These two pavilions create a new, more complex character and structure to the site. One is old, solid, stone, rests heavily on the ground and is the new Caroline Simpson library & Research Collection. The other is new, transparent, timber and glass with a flowing curved canopy within, 'floats' over ground and archaeology, and is the new auditorium. Brother and sister pavilions for study and debate, given equal importance and between them redefining the courtyard and entry.
To the north of the new timber and glass pavilion we placed a long horizontal sheltering plane, reaching from Macquarie Street through the site to the Domain. This new steel plane hovers protectively over the beautiful old crumpled stone and brick boundary wall and creates a new foyer, bar and exhibition space opening onto the courtyard.
Sitting under this light ‘floating’ canopy, with the pavilions on your right, you can look across the new lawn of the courtyard toward a silhouette of the coining room lantern, the steep pitch of the shingled Hyde Park Barracks Museum roof and towards the soaring stone spires of St Mary's Cathedral. A very special vista from a quiet, sheltered courtyard, a very special public place.
... our attention has been as much on the broken remains of stone walls as the fine facades and proportions.
It is this creation of a place that has been at the heart of the project, for no one element of the design is more important than the other. It is the whole, the complex interrelation that has been the objective, the place rather than the object. So our attention has been as much on the broken remains of stone walls as the fine facades and proportions. We have measured and aligned existing profiles and fragments so as to place a sheltering glass plane or a steel connection in careful juxtaposition. And we have chosen natural warm timber to contrast and complement the sandstone, all carefully jointed, aligned and assembled.
All this still remains, a little hidden from Macquarie Street, behind the old Mint offices, but by way of invitation a louvered plane hovers over the northern wall and extends a little towards those on Macquarie Street, beckoning them into this wonderfully surprising place.
Recently added stories
‘Unidentified’ no longer

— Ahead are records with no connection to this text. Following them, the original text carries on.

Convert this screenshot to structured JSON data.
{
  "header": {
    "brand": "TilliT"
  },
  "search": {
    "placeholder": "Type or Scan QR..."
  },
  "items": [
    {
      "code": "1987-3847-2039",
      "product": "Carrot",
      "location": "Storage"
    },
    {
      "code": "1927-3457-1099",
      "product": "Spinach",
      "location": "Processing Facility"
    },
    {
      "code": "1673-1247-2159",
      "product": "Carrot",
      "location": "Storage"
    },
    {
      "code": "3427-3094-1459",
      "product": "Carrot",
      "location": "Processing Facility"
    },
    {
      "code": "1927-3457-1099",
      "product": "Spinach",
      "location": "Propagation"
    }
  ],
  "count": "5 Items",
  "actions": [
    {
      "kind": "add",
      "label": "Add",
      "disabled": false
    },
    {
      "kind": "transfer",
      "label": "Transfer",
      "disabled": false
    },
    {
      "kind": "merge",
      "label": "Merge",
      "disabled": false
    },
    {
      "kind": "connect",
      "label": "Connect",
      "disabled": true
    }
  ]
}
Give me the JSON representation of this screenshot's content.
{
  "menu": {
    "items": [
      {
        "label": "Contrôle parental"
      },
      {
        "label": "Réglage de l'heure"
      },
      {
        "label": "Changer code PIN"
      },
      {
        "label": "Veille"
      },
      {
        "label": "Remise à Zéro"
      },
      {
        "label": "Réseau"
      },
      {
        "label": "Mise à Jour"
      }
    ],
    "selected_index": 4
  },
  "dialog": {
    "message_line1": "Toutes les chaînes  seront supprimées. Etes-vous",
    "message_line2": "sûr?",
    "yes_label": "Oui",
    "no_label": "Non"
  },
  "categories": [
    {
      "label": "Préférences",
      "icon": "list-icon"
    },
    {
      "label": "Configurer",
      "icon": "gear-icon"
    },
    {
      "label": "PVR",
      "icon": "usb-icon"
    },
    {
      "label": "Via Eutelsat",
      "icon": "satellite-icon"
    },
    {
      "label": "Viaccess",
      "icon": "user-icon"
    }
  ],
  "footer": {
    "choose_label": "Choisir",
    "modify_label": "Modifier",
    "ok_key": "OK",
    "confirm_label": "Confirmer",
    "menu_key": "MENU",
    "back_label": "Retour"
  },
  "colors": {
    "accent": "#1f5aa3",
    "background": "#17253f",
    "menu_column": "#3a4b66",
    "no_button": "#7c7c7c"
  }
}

The names and stories behind street photographs are often lost with the passing of time, and we were unable to identify many of the people whose images are featured in the Street Photography exhibition. However, we’ve since learnt the moving story behind one image, of two curly-haired children.